Do you have a favorite Idol winner from the previous Fox season? [long pause] Carrie Underwood. I'm a country fan!↲
What else we're reading...
— "Which movies will be talked about for next year's Oscars?" Kyle Buchanan writes: "Contenders have already debuted at film festivals or the multiplex, behind-the-scenes buzz has been circulating on exciting titles, and all sorts of hires, release dates, and pickups will be made over the next few months with an eye on the film industry’s top prize." [Vulture]
— "Rereading A Wrinkle in Time, after a childhood enthralled by Madeleine L'Engle." Katy Waldman writes: "L’Engle has a gift for baiting intellectual hooks, for making life feel irresistibly mysterious." [New Yorker]
— "How Ava DuVernay, Storm Reid and A Wrinkle in Time light Hollywood's path forward." Tre'vell Anderson writes: "In many ways, the movie — like Black Panther weeks before it — is a light of its own for an industry seemingly open to grappling with representation issues in front of and behind the camera." [L.A. Times]
— "How much does Dwayne Johnson make for one movie?" Ben Fritz breaks down a term sheet for Red Notice. [Wall Street Journal]

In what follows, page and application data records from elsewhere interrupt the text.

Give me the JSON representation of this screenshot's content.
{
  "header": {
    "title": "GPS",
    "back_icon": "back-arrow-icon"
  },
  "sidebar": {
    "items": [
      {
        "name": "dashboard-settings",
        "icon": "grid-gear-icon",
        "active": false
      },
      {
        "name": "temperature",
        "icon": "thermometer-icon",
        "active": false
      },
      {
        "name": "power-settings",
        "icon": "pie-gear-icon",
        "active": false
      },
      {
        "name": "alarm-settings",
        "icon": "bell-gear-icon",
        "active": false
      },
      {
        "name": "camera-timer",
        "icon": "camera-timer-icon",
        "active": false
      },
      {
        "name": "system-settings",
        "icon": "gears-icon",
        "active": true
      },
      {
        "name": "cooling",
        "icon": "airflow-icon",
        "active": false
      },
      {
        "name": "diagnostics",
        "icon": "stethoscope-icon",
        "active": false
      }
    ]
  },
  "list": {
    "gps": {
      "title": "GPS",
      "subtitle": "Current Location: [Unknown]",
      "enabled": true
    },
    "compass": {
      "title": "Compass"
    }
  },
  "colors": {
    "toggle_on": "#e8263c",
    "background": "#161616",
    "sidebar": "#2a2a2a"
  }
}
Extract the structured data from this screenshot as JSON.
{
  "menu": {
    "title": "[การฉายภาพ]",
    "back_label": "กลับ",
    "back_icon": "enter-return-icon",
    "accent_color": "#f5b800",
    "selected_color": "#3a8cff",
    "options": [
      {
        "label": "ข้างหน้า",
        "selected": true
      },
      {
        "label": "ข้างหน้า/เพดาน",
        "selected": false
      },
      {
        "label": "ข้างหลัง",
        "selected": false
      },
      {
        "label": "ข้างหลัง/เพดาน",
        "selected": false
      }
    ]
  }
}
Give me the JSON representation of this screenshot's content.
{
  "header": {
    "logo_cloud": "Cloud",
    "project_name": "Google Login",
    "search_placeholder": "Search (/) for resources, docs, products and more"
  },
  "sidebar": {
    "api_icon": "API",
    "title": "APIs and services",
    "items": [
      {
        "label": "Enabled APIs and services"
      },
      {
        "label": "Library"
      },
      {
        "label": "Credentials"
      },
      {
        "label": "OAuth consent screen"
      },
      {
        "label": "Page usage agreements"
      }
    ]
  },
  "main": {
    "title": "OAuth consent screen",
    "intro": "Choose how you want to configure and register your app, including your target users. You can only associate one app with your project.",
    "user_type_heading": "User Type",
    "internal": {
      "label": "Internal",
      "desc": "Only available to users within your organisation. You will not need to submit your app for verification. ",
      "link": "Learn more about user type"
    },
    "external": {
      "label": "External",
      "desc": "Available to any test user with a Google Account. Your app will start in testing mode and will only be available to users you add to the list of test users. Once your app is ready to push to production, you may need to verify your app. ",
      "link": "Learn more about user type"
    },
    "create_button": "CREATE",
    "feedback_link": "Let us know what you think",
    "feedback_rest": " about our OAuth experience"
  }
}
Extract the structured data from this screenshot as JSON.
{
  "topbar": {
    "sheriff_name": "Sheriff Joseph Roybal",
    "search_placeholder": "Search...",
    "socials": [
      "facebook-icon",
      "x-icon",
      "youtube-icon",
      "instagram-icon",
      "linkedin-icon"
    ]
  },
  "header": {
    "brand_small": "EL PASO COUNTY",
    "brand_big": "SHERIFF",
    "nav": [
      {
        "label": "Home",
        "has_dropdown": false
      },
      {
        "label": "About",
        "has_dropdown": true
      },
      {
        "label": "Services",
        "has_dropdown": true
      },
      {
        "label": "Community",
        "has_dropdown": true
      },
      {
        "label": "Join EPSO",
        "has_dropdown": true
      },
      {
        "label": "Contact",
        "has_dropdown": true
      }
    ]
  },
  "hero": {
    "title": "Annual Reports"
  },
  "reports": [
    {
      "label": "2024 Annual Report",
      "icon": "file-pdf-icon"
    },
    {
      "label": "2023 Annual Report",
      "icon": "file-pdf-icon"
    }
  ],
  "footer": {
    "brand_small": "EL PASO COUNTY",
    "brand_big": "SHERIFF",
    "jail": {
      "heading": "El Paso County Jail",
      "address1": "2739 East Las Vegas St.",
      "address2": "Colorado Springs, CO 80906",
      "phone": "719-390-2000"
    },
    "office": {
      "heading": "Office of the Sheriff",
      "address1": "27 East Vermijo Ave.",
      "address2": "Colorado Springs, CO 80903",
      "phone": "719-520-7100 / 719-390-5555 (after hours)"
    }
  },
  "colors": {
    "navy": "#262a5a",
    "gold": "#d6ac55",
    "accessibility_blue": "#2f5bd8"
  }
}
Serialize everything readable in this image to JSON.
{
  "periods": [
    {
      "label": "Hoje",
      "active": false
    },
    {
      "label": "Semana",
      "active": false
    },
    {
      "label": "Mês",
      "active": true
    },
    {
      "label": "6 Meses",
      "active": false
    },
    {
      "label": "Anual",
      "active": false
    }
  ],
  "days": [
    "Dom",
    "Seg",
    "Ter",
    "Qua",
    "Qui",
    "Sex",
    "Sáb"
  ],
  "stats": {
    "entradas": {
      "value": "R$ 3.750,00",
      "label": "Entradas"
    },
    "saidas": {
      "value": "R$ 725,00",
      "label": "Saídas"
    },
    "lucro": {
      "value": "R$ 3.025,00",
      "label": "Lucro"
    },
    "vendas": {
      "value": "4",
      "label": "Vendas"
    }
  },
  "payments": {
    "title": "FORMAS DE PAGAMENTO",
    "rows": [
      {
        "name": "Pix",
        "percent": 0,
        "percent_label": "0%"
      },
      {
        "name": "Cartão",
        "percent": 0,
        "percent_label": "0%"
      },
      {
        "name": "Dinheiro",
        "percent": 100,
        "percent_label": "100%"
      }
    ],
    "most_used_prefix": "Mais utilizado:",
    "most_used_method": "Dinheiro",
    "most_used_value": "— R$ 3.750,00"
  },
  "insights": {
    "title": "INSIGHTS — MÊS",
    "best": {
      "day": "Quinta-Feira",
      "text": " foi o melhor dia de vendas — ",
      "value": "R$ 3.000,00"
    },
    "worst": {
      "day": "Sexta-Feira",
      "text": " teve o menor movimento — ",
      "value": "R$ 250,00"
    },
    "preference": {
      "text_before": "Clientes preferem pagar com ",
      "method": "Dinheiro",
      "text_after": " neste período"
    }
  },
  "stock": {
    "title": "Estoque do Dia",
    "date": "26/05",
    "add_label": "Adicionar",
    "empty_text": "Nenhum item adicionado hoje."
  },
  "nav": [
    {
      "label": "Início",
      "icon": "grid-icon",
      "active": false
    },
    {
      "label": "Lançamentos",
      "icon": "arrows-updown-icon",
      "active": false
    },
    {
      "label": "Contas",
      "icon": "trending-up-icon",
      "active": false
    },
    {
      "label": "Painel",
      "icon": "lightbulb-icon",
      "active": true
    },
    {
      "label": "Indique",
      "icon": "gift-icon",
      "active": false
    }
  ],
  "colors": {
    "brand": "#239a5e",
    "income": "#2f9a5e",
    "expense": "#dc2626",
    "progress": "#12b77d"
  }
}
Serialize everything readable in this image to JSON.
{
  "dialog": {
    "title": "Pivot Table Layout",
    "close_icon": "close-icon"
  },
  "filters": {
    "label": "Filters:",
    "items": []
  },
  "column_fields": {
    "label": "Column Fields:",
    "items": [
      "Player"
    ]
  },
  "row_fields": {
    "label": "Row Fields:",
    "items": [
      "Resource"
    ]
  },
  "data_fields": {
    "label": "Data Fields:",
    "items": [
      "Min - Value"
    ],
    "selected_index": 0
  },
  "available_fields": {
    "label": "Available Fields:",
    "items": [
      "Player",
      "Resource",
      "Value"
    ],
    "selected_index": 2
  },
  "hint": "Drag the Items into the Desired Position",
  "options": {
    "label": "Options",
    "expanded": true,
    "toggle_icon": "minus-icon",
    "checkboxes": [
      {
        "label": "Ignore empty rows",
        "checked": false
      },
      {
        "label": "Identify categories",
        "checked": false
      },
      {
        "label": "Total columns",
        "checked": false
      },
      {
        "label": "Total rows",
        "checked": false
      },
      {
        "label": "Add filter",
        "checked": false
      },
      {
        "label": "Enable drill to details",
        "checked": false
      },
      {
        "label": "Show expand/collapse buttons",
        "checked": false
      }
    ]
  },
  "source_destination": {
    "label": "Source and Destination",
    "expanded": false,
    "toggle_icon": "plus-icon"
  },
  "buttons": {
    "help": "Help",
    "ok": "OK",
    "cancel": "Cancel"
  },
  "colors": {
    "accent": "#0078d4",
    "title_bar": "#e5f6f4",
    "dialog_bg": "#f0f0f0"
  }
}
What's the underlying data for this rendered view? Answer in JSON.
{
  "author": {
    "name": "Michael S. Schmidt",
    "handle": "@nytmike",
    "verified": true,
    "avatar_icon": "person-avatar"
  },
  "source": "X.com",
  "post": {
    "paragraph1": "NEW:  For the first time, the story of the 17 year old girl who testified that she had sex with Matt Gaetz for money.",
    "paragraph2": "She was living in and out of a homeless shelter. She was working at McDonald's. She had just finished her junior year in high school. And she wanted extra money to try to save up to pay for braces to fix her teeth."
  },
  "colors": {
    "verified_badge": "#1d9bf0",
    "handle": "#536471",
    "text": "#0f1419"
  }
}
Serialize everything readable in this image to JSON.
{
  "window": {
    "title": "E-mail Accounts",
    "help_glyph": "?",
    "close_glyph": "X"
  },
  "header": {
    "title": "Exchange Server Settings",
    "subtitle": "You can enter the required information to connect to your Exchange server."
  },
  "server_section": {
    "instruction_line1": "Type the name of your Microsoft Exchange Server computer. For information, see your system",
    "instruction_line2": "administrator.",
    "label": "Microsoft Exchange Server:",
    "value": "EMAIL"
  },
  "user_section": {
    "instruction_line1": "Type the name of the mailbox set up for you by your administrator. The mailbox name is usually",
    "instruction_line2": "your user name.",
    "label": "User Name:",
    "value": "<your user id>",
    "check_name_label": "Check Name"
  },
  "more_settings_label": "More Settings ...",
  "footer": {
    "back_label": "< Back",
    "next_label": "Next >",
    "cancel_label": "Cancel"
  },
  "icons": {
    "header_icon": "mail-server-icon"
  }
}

— "Community three years later: Lessons learned from Yahoo's streaming debacle." Liz Shannon Miller writes: "The fact that it was Yahoo, not Hulu, that picked up the sixth season of the cult favorite is yet more proof that we're trapped in the darkest timeline." [IndieWire]
— "How tequila replaced cosmos as the celebrity quaff of choice." Sheila Marikar writes: "For some people, drinking tequila is a way to signal dissent from the presidency of Donald Trump." [New York Times]
What else we're seeing...
+ "Think Fast! with Sterling K. Brown." [Tonight Show]
+ "Adam Rippon won an Olympic medal and lost a shirt button." [Late Show]
+ "Reese Witherspoon on what it's like hanging out with Oprah." [Late Night]
What else we're hearing...
+ "Kim Masters on #MeToo coverage." Masters talks to Pete Vernon about the reporting on the industry. [The Kicker / CJR]
+ "How to make a hit TV show for Amazon." Graham Yost, in conversation. [Recode]
From the archives...
Today in 1933: THR's review of Christopher Strong. "Katharine Hepburn, so far as this reviewer's opinion runs, is the next big star of pictures. She is distinctive in that no other person on the screen is like her. She photographs good and bad. At times she looks beautiful, at other times she is hideous, but always an artist, and what an artist!" Full review.
Today's birthdays: Oscar Isaac, 39, Jordan Klepper, 39, Juliette Binoche, 54, Jean-Marc Vallee, 55.